> _REQUIRED ACTION_
Copy each line in the data below that contains the word "months".
★ ★ ★ ★ ★
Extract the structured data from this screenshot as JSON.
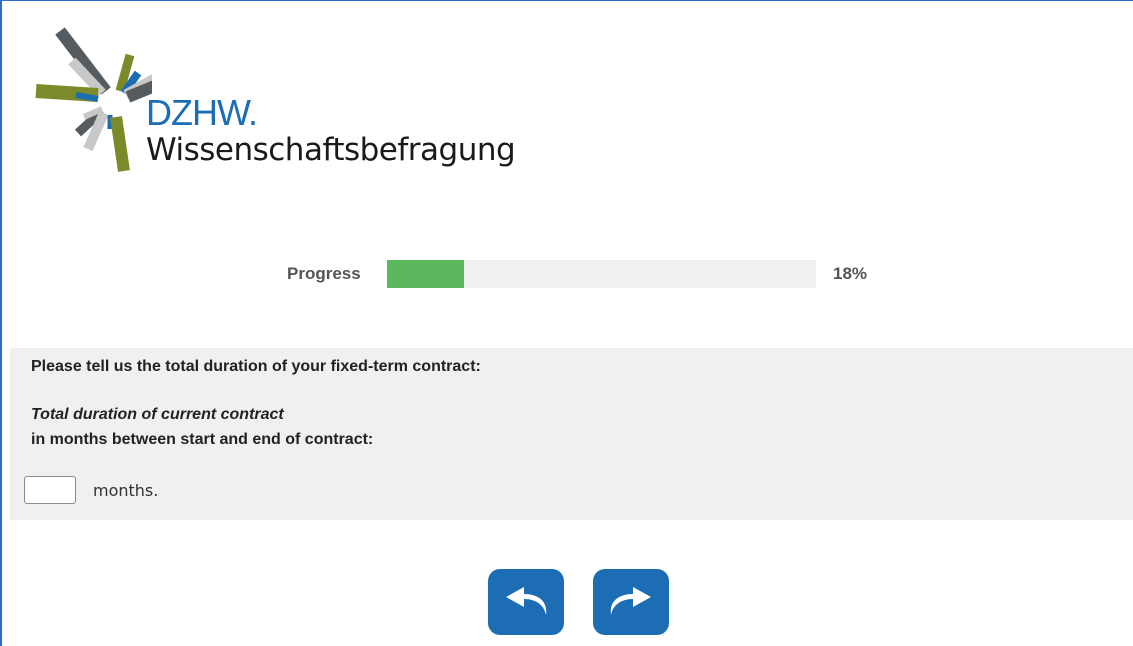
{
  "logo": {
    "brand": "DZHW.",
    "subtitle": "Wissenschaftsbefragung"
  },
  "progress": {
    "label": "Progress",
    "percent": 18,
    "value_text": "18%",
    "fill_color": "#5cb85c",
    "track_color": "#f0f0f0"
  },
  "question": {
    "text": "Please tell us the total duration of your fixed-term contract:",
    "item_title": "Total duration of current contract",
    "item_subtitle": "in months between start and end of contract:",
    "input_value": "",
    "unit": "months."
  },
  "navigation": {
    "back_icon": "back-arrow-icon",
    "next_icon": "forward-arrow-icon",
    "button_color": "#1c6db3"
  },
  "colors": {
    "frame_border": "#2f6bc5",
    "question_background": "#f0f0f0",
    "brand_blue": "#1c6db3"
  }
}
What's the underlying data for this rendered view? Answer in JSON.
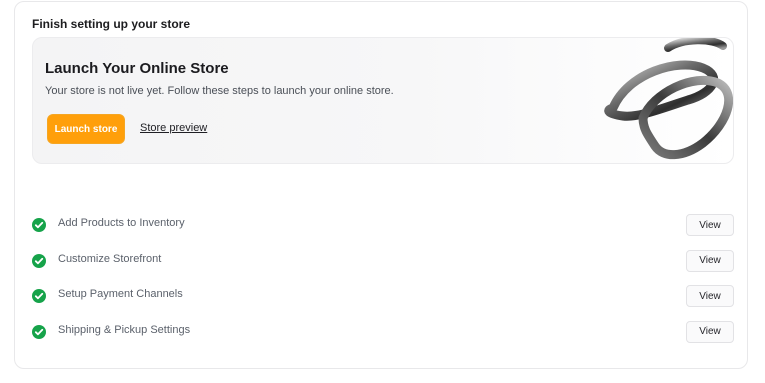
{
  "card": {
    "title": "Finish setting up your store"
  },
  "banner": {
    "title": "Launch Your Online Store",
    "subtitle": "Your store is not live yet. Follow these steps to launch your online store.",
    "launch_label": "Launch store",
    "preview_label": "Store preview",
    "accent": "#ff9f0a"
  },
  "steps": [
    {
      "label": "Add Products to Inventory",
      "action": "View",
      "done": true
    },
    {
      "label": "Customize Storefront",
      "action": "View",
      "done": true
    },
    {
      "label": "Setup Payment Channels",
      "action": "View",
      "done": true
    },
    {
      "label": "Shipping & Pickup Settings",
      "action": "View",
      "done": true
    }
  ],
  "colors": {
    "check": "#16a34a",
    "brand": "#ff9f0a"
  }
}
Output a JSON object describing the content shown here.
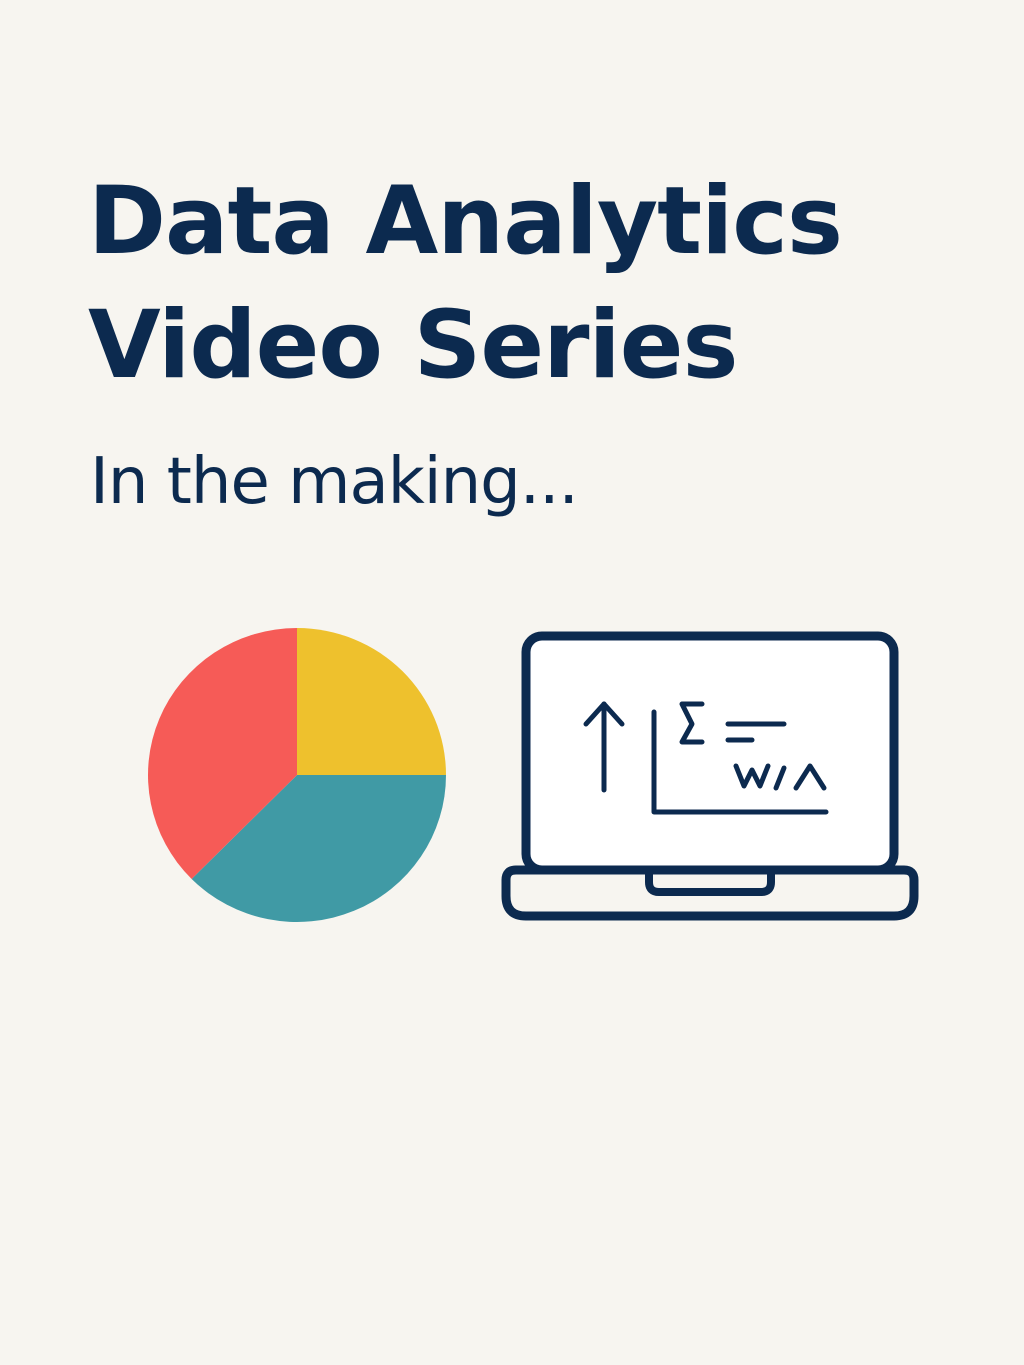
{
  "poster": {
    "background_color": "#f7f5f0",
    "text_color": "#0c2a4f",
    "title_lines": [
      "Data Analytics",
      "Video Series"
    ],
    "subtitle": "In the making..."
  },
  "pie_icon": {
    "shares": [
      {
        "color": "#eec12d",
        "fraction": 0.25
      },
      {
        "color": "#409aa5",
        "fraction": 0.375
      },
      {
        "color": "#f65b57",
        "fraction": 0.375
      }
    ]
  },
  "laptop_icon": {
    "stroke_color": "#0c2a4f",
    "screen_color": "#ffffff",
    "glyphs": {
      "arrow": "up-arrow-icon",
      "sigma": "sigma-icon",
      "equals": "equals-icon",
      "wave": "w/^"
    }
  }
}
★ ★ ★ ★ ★
> _SOLUTION_
    "item_subtitle": "in months between start and end of contract:",
    "unit": "months."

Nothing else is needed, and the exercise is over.